» Exercise
Please output the entries below without altering a single character.
+++ Records for the exercise
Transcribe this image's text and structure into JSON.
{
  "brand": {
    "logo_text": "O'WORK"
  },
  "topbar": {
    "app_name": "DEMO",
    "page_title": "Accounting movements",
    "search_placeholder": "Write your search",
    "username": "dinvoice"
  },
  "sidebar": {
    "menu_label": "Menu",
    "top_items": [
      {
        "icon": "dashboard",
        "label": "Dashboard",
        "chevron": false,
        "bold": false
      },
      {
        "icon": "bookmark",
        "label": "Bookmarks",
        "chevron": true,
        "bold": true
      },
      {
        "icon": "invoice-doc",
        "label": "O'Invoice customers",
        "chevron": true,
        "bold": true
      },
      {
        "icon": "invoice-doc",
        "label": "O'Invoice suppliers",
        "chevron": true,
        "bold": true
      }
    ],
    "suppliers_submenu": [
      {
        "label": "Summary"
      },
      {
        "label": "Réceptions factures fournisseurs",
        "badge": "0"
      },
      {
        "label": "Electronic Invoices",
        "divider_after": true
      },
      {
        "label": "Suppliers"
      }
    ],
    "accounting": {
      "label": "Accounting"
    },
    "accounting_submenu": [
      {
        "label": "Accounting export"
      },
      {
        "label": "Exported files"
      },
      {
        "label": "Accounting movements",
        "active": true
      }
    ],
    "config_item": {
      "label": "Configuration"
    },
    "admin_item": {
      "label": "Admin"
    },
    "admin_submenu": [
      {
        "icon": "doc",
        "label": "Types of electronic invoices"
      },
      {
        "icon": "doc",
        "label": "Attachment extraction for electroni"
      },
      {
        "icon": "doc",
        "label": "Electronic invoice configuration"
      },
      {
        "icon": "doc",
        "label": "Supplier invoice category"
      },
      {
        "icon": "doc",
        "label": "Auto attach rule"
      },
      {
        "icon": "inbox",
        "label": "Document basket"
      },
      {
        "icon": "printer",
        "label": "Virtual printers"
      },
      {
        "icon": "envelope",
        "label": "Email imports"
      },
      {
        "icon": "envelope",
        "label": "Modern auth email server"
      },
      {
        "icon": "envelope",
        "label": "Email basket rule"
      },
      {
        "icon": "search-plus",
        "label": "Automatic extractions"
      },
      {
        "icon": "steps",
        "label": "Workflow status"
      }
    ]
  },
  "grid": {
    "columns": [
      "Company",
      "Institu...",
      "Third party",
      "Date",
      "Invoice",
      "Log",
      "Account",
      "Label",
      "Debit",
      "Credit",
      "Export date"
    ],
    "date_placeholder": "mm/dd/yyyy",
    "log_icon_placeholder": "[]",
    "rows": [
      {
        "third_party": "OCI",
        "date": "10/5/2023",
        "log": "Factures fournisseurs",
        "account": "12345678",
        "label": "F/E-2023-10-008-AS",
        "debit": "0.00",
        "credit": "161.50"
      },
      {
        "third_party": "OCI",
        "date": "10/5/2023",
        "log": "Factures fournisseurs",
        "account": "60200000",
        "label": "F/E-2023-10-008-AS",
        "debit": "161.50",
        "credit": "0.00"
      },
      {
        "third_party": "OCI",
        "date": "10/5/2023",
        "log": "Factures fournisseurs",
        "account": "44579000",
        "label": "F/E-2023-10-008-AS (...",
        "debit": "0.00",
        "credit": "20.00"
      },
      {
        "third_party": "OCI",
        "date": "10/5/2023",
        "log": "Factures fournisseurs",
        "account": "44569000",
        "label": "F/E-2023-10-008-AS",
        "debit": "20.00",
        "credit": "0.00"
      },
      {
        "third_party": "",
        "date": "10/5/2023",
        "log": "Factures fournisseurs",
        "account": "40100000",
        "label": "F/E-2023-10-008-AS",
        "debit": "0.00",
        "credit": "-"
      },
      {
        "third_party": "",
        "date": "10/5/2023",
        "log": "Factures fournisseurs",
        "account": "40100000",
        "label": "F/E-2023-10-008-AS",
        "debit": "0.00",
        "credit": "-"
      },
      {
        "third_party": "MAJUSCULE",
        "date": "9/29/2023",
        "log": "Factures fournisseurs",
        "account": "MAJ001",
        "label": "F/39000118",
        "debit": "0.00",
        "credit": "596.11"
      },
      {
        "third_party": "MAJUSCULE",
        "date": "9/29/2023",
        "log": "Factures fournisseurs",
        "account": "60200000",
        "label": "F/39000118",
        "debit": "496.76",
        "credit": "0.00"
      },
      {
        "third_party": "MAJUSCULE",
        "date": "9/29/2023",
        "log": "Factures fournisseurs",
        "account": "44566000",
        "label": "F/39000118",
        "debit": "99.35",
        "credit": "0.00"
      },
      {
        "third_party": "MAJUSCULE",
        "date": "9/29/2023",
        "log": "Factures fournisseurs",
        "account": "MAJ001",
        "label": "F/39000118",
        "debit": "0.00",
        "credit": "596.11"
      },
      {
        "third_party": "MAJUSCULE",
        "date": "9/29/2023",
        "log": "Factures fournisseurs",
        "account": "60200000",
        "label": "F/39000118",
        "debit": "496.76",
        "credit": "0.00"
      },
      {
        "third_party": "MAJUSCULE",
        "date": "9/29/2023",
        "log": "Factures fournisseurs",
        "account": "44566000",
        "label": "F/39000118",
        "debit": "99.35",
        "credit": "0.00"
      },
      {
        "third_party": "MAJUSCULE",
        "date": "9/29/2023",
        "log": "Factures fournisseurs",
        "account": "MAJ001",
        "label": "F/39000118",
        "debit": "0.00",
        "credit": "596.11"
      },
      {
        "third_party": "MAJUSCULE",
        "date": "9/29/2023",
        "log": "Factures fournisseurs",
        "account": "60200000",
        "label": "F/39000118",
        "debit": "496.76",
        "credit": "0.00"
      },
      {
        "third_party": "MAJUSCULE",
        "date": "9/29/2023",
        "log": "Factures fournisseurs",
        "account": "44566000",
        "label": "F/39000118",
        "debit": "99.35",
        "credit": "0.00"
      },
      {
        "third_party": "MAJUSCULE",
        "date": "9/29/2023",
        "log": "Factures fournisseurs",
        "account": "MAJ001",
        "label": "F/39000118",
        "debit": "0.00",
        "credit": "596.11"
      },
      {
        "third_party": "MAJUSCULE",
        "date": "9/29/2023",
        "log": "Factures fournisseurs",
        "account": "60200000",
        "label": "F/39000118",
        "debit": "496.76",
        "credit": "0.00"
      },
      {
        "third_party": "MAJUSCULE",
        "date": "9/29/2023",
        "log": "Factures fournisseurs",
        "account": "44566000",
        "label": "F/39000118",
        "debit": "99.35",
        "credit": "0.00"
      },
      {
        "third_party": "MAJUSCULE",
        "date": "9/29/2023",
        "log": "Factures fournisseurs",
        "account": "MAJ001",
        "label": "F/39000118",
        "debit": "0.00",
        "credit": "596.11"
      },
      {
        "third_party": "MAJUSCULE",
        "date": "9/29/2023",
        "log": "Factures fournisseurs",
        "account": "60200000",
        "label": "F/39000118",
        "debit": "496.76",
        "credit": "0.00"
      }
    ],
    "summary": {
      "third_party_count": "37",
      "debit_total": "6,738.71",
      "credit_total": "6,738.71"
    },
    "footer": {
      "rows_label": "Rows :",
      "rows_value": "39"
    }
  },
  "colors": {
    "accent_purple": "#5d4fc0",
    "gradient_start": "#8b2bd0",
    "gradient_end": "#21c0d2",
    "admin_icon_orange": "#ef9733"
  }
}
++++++
» Finished task
Transcribe this image's text and structure into JSON.
{
  "brand": {
    "logo_text": "O'WORK"
  },
  "topbar": {
    "app_name": "DEMO",
    "page_title": "Accounting movements",
    "search_placeholder": "Write your search",
    "username": "dinvoice"
  },
  "sidebar": {
    "menu_label": "Menu",
    "top_items": [
      {
        "icon": "dashboard",
        "label": "Dashboard",
        "chevron": false,
        "bold": false
      },
      {
        "icon": "bookmark",
        "label": "Bookmarks",
        "chevron": true,
        "bold": true
      },
      {
        "icon": "invoice-doc",
        "label": "O'Invoice customers",
        "chevron": true,
        "bold": true
      },
      {
        "icon": "invoice-doc",
        "label": "O'Invoice suppliers",
        "chevron": true,
        "bold": true
      }
    ],
    "suppliers_submenu": [
      {
        "label": "Summary"
      },
      {
        "label": "Réceptions factures fournisseurs",
        "badge": "0"
      },
      {
        "label": "Electronic Invoices",
        "divider_after": true
      },
      {
        "label": "Suppliers"
      }
    ],
    "accounting": {
      "label": "Accounting"
    },
    "accounting_submenu": [
      {
        "label": "Accounting export"
      },
      {
        "label": "Exported files"
      },
      {
        "label": "Accounting movements",
        "active": true
      }
    ],
    "config_item": {
      "label": "Configuration"
    },
    "admin_item": {
      "label": "Admin"
    },
    "admin_submenu": [
      {
        "icon": "doc",
        "label": "Types of electronic invoices"
      },
      {
        "icon": "doc",
        "label": "Attachment extraction for electroni"
      },
      {
        "icon": "doc",
        "label": "Electronic invoice configuration"
      },
      {
        "icon": "doc",
        "label": "Supplier invoice category"
      },
      {
        "icon": "doc",
        "label": "Auto attach rule"
      },
      {
        "icon": "inbox",
        "label": "Document basket"
      },
      {
        "icon": "printer",
        "label": "Virtual printers"
      },
      {
        "icon": "envelope",
        "label": "Email imports"
      },
      {
        "icon": "envelope",
        "label": "Modern auth email server"
      },
      {
        "icon": "envelope",
        "label": "Email basket rule"
      },
      {
        "icon": "search-plus",
        "label": "Automatic extractions"
      },
      {
        "icon": "steps",
        "label": "Workflow status"
      }
    ]
  },
  "grid": {
    "columns": [
      "Company",
      "Institu...",
      "Third party",
      "Date",
      "Invoice",
      "Log",
      "Account",
      "Label",
      "Debit",
      "Credit",
      "Export date"
    ],
    "date_placeholder": "mm/dd/yyyy",
    "log_icon_placeholder": "[]",
    "rows": [
      {
        "third_party": "OCI",
        "date": "10/5/2023",
        "log": "Factures fournisseurs",
        "account": "12345678",
        "label": "F/E-2023-10-008-AS",
        "debit": "0.00",
        "credit": "161.50"
      },
      {
        "third_party": "OCI",
        "date": "10/5/2023",
        "log": "Factures fournisseurs",
        "account": "60200000",
        "label": "F/E-2023-10-008-AS",
        "debit": "161.50",
        "credit": "0.00"
      },
      {
        "third_party": "OCI",
        "date": "10/5/2023",
        "log": "Factures fournisseurs",
        "account": "44579000",
        "label": "F/E-2023-10-008-AS (...",
        "debit": "0.00",
        "credit": "20.00"
      },
      {
        "third_party": "OCI",
        "date": "10/5/2023",
        "log": "Factures fournisseurs",
        "account": "44569000",
        "label": "F/E-2023-10-008-AS",
        "debit": "20.00",
        "credit": "0.00"
      },
      {
        "third_party": "",
        "date": "10/5/2023",
        "log": "Factures fournisseurs",
        "account": "40100000",
        "label": "F/E-2023-10-008-AS",
        "debit": "0.00",
        "credit": "-"
      },
      {
        "third_party": "",
        "date": "10/5/2023",
        "log": "Factures fournisseurs",
        "account": "40100000",
        "label": "F/E-2023-10-008-AS",
        "debit": "0.00",
        "credit": "-"
      },
      {
        "third_party": "MAJUSCULE",
        "date": "9/29/2023",
        "log": "Factures fournisseurs",
        "account": "MAJ001",
        "label": "F/39000118",
        "debit": "0.00",
        "credit": "596.11"
      },
      {
        "third_party": "MAJUSCULE",
        "date": "9/29/2023",
        "log": "Factures fournisseurs",
        "account": "60200000",
        "label": "F/39000118",
        "debit": "496.76",
        "credit": "0.00"
      },
      {
        "third_party": "MAJUSCULE",
        "date": "9/29/2023",
        "log": "Factures fournisseurs",
        "account": "44566000",
        "label": "F/39000118",
        "debit": "99.35",
        "credit": "0.00"
      },
      {
        "third_party": "MAJUSCULE",
        "date": "9/29/2023",
        "log": "Factures fournisseurs",
        "account": "MAJ001",
        "label": "F/39000118",
        "debit": "0.00",
        "credit": "596.11"
      },
      {
        "third_party": "MAJUSCULE",
        "date": "9/29/2023",
        "log": "Factures fournisseurs",
        "account": "60200000",
        "label": "F/39000118",
        "debit": "496.76",
        "credit": "0.00"
      },
      {
        "third_party": "MAJUSCULE",
        "date": "9/29/2023",
        "log": "Factures fournisseurs",
        "account": "44566000",
        "label": "F/39000118",
        "debit": "99.35",
        "credit": "0.00"
      },
      {
        "third_party": "MAJUSCULE",
        "date": "9/29/2023",
        "log": "Factures fournisseurs",
        "account": "MAJ001",
        "label": "F/39000118",
        "debit": "0.00",
        "credit": "596.11"
      },
      {
        "third_party": "MAJUSCULE",
        "date": "9/29/2023",
        "log": "Factures fournisseurs",
        "account": "60200000",
        "label": "F/39000118",
        "debit": "496.76",
        "credit": "0.00"
      },
      {
        "third_party": "MAJUSCULE",
        "date": "9/29/2023",
        "log": "Factures fournisseurs",
        "account": "44566000",
        "label": "F/39000118",
        "debit": "99.35",
        "credit": "0.00"
      },
      {
        "third_party": "MAJUSCULE",
        "date": "9/29/2023",
        "log": "Factures fournisseurs",
        "account": "MAJ001",
        "label": "F/39000118",
        "debit": "0.00",
        "credit": "596.11"
      },
      {
        "third_party": "MAJUSCULE",
        "date": "9/29/2023",
        "log": "Factures fournisseurs",
        "account": "60200000",
        "label": "F/39000118",
        "debit": "496.76",
        "credit": "0.00"
      },
      {
        "third_party": "MAJUSCULE",
        "date": "9/29/2023",
        "log": "Factures fournisseurs",
        "account": "44566000",
        "label": "F/39000118",
        "debit": "99.35",
        "credit": "0.00"
      },
      {
        "third_party": "MAJUSCULE",
        "date": "9/29/2023",
        "log": "Factures fournisseurs",
        "account": "MAJ001",
        "label": "F/39000118",
        "debit": "0.00",
        "credit": "596.11"
      },
      {
        "third_party": "MAJUSCULE",
        "date": "9/29/2023",
        "log": "Factures fournisseurs",
        "account": "60200000",
        "label": "F/39000118",
        "debit": "496.76",
        "credit": "0.00"
      }
    ],
    "summary": {
      "third_party_count": "37",
      "debit_total": "6,738.71",
      "credit_total": "6,738.71"
    },
    "footer": {
      "rows_label": "Rows :",
      "rows_value": "39"
    }
  },
  "colors": {
    "accent_purple": "#5d4fc0",
    "gradient_start": "#8b2bd0",
    "gradient_end": "#21c0d2",
    "admin_icon_orange": "#ef9733"
  }
}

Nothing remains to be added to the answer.